Bruce L. Shelley reminds us:
. . . the practical expressions of Christian love was probably among the most powerful causes of Christian success. Tertullian tells us the pagans remarked: “See how these Christians love one another.” And the pagan’s words were not irony; he meant them. Christian love found expression in the care of the poor, of widows and orphans; in visits to brethren in prisons or to those condemned to a living death in the mines, and in acts of compassion during a famine, earthquake, or war. (Bruce L. Shelley,Church History in Plain Language, 2nd edition [Nashville, TN: Thomas Nelson Publishers, 1995], 35.)
It must be noted that these practical expressions of love were not directed exclusively to those within the Christian community. They were extended to all who had need, Christian or not.
When Emperor Julian (“the Apostate”) wanted to revive pagan religion in the mid-300s, he gave a most helpful insight into how the church spread. This opponent of the faith said that Christianity “has been specially advanced through the loving service rendered to strangers and through their care of the burial of the dead. It is a scandal that there is not a single Jew who is a beggar and that the [Christians] care not only for their own poor but for ours as well; while those who belong to us look in vain for the help we should render them.” (Ken Curtis, “The Spread of the Early Church,” Christianity.com)
Transformed lives, an inclusive community, and practical expressions of love for all — these factors would seem to be timeless evidence of the reality of our faith, and the reality of the presence of God in our midst, precisely because they are so elusive. It is so hard for people to change, many groups are elitist and exclusive, and genuine humble expressions of love are in short supply. So while we may want to appeal to the official institutions of the land to help the cause of Christ, and believers are not in full agreement as to whether we should do this or how we should do it, all followers of Jesus should be in full agreement that we must be outstanding in the call to demonstrate transformed lives, inclusive communities, and practical expressions of love.

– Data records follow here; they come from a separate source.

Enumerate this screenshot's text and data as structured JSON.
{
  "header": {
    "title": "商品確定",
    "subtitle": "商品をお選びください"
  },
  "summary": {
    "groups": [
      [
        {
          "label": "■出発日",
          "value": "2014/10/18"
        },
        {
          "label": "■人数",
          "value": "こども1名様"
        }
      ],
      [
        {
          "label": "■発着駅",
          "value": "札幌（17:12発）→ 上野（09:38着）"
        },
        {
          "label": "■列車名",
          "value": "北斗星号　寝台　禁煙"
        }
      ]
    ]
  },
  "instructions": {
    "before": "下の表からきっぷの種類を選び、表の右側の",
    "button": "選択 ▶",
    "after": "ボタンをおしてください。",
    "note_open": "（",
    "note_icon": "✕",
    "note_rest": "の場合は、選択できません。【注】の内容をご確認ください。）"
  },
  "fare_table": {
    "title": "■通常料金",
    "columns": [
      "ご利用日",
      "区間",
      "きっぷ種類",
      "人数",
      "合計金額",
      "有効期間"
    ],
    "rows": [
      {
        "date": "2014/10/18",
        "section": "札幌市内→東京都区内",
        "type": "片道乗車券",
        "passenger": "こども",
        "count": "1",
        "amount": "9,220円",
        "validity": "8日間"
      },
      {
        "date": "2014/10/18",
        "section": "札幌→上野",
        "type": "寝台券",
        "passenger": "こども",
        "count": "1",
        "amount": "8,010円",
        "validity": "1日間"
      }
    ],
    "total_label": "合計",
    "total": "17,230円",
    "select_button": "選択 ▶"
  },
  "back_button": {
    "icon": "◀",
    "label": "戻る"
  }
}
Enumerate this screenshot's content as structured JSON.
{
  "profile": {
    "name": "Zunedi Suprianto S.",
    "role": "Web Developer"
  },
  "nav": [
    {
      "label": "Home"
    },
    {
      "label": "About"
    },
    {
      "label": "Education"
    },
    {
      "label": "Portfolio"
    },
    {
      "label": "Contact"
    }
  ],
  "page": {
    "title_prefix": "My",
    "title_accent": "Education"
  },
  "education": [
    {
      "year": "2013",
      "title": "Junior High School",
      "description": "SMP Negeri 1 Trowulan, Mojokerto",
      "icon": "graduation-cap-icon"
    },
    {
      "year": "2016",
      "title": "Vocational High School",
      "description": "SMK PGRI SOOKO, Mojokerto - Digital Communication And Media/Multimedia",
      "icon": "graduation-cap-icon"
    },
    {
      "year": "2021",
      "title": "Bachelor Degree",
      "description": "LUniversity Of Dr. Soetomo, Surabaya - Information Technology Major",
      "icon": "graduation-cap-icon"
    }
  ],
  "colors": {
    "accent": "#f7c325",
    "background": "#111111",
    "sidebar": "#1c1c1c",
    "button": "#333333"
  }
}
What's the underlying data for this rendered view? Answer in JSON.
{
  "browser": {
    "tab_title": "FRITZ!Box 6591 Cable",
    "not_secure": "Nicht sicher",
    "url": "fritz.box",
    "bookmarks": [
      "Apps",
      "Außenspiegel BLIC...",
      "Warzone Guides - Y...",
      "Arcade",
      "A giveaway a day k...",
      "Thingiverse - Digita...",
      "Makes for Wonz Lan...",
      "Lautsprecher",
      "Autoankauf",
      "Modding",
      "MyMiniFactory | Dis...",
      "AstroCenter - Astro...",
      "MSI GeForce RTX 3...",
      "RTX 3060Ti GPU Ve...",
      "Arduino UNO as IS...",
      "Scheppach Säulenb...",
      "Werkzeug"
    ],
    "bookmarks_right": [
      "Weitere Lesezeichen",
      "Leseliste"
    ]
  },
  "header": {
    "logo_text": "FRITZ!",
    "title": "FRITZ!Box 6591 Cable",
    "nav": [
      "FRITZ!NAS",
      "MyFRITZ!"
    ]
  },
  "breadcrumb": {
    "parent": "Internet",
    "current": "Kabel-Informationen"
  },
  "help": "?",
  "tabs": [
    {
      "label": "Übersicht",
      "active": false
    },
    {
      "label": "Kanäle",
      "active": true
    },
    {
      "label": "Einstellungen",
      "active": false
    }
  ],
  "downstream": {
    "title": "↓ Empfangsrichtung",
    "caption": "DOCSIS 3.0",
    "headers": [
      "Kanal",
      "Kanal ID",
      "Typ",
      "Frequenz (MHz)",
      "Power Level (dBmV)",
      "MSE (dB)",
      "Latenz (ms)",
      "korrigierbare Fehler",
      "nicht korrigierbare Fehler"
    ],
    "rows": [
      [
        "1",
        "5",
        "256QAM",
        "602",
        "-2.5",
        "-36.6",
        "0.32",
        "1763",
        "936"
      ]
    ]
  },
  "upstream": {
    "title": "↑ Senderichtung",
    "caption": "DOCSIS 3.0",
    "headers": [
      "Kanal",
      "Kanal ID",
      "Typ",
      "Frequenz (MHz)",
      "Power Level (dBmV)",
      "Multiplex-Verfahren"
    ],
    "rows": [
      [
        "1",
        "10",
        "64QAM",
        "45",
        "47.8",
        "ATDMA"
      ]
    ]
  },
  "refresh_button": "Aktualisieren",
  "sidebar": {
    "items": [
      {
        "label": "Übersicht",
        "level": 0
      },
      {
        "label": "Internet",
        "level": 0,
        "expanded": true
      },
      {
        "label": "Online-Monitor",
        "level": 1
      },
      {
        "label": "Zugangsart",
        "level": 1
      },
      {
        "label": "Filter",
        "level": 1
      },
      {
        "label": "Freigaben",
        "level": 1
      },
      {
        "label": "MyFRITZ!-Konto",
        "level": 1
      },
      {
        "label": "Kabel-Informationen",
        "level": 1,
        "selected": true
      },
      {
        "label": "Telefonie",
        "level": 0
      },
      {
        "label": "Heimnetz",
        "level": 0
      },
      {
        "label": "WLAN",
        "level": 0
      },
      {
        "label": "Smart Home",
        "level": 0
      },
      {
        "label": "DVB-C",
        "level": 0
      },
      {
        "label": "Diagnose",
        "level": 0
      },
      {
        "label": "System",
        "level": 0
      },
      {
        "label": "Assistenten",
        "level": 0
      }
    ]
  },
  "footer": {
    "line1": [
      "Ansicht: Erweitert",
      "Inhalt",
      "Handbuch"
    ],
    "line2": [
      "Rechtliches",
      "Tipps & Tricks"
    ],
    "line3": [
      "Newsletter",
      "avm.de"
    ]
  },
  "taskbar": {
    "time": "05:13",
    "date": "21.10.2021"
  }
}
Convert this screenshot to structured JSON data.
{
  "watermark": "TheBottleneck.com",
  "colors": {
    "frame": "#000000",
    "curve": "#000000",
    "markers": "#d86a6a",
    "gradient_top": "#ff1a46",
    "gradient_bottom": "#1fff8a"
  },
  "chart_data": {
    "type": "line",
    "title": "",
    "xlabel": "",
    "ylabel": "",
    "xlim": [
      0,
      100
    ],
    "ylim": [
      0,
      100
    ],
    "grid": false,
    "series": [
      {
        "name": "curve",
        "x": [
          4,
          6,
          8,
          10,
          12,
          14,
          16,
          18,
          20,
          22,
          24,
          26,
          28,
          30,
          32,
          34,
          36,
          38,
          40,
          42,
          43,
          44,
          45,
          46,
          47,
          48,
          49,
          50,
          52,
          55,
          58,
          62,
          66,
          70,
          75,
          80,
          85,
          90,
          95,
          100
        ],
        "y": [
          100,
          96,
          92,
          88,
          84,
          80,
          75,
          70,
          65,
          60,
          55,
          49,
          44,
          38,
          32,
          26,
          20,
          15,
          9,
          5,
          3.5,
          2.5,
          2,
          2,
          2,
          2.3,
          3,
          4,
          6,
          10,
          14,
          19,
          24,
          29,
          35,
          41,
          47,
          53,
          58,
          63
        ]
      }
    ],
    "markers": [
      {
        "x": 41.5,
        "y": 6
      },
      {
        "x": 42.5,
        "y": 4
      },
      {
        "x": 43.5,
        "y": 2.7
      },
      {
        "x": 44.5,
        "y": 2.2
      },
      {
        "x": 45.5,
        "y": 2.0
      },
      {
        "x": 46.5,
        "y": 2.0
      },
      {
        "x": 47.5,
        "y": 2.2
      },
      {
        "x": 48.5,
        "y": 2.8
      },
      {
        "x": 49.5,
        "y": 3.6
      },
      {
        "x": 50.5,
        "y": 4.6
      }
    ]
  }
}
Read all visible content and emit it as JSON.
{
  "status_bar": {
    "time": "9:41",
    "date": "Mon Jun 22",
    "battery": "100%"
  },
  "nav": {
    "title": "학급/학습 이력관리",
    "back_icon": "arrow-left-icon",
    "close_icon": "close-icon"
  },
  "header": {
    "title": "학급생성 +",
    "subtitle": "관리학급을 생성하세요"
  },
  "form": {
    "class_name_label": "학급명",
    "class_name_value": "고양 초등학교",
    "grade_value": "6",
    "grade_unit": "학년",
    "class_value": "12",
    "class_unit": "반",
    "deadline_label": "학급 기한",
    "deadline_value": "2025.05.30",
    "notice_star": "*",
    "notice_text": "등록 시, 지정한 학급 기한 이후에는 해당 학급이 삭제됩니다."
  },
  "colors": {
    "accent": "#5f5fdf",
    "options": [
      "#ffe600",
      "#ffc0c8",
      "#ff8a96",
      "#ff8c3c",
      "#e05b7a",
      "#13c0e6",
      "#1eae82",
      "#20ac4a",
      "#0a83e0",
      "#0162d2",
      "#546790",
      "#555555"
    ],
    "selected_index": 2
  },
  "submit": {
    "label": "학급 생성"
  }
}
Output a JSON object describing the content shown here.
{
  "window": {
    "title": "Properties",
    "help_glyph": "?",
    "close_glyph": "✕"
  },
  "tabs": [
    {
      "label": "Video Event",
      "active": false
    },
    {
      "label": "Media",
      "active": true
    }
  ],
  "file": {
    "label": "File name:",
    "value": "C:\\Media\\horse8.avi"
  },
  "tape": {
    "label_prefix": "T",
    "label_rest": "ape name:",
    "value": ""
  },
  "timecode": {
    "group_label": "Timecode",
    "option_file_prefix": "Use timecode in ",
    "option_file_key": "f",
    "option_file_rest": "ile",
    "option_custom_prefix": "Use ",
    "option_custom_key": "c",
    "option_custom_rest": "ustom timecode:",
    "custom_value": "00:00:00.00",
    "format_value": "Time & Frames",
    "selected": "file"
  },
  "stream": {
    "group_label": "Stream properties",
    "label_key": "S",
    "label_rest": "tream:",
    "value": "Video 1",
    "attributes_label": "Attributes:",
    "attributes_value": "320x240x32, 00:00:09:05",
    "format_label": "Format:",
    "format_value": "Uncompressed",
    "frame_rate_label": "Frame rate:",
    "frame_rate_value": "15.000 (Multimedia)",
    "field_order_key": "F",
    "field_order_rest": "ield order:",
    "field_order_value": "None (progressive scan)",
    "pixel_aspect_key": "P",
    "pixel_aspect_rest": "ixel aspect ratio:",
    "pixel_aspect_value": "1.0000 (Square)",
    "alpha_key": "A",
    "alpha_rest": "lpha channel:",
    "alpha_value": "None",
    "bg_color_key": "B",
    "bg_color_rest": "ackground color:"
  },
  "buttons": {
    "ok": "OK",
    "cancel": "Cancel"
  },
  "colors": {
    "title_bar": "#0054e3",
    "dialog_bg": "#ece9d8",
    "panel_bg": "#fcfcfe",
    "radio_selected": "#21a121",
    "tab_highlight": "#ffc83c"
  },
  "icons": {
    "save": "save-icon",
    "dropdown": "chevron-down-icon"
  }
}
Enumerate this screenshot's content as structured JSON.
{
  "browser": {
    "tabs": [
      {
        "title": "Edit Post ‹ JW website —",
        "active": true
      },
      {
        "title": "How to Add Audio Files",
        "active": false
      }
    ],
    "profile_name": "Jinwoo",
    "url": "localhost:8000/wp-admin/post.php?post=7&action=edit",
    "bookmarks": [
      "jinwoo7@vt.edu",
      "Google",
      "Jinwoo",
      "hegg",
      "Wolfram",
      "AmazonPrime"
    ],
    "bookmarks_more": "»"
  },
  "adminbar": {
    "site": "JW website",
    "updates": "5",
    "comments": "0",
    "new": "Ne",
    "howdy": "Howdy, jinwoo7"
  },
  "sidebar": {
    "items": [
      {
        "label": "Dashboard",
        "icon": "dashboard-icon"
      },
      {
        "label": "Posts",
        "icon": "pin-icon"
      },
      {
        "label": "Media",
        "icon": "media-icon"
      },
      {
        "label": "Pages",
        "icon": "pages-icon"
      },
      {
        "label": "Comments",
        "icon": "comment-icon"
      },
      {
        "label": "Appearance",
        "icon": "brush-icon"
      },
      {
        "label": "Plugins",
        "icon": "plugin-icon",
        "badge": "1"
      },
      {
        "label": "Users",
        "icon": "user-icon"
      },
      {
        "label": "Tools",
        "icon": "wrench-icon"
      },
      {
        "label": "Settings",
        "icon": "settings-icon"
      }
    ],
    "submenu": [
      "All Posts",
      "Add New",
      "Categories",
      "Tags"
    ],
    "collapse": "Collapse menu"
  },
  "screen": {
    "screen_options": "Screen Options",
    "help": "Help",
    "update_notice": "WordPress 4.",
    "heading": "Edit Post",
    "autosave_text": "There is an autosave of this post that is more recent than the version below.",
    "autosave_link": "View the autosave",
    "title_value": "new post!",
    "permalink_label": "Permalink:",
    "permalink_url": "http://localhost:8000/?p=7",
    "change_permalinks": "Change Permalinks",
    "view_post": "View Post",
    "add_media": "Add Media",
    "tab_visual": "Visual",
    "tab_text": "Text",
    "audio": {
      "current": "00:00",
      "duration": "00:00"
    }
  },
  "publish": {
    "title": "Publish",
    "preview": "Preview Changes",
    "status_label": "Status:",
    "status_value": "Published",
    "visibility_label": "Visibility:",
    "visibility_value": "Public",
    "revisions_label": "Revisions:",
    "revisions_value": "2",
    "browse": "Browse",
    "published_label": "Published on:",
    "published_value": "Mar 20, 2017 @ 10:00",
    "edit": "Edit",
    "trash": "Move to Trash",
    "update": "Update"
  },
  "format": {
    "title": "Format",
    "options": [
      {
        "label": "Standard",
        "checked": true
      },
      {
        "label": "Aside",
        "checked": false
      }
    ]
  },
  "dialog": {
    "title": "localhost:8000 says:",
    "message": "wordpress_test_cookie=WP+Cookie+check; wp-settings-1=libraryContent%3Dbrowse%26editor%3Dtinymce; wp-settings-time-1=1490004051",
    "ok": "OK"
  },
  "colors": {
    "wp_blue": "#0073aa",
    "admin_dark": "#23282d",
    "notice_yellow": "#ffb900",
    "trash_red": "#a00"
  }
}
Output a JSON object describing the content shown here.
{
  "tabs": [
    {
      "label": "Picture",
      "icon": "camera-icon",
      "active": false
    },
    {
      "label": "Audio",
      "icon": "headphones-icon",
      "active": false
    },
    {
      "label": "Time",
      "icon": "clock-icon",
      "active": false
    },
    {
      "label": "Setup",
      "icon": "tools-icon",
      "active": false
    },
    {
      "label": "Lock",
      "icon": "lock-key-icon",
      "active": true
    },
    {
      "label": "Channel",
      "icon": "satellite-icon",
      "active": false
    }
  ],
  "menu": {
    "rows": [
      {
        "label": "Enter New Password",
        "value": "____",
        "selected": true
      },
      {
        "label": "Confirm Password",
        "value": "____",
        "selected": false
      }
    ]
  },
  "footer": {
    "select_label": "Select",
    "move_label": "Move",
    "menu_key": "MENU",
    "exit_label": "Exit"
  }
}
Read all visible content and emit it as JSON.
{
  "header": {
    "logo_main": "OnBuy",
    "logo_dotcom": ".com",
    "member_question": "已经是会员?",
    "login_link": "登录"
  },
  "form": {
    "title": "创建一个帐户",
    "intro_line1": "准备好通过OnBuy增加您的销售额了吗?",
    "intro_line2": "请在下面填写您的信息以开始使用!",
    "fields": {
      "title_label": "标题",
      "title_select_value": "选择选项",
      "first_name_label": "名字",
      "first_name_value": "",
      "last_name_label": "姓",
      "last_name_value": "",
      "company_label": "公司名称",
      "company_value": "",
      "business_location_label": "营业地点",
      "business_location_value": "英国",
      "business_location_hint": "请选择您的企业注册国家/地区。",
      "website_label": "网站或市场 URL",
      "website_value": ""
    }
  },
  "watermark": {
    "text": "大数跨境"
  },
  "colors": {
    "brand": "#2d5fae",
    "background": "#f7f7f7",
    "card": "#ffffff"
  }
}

The church in Singapore, Malaysia, and indeed worldwide, should be asking tough questions as to how we are doing in these three areas.
Transformed lives — are followers of Jesus any different from their fellows who are not?
Inclusive communities — are our church communities truly inclusive, not discriminating between her members on the basis of gender, race, or social status?
Practical expressions of love — are Christians known for their generous expressions of love to all who need help?
I fear we are not doing too well in all three areas and that that undermines our other efforts.
Shelley also mentions another reason why the church grew — persecution.
. . . persecution in many instances helped to publicise the Christian faith. Martyrdoms were often witnessed by thousands in the amphitheatre. ((Bruce L. Shelley, Church History In Plain Language, 2nd edition [Nashville, TN: Thomas Nelson Publishers, 1995], 36.)
This is a factor we can’t work on but we can be prepared for. It seems the church does better when we function from a position of “weakness” rather than from one of strength.
This is a tough time for the church in many parts of the world. The church in Singapore and Malaysia are also facing challenges. We are not shaken because our trust is in a Lord who died and rose again. But it is a time when we need much wisdom as to how we should live and perhaps more importantly, how we should love.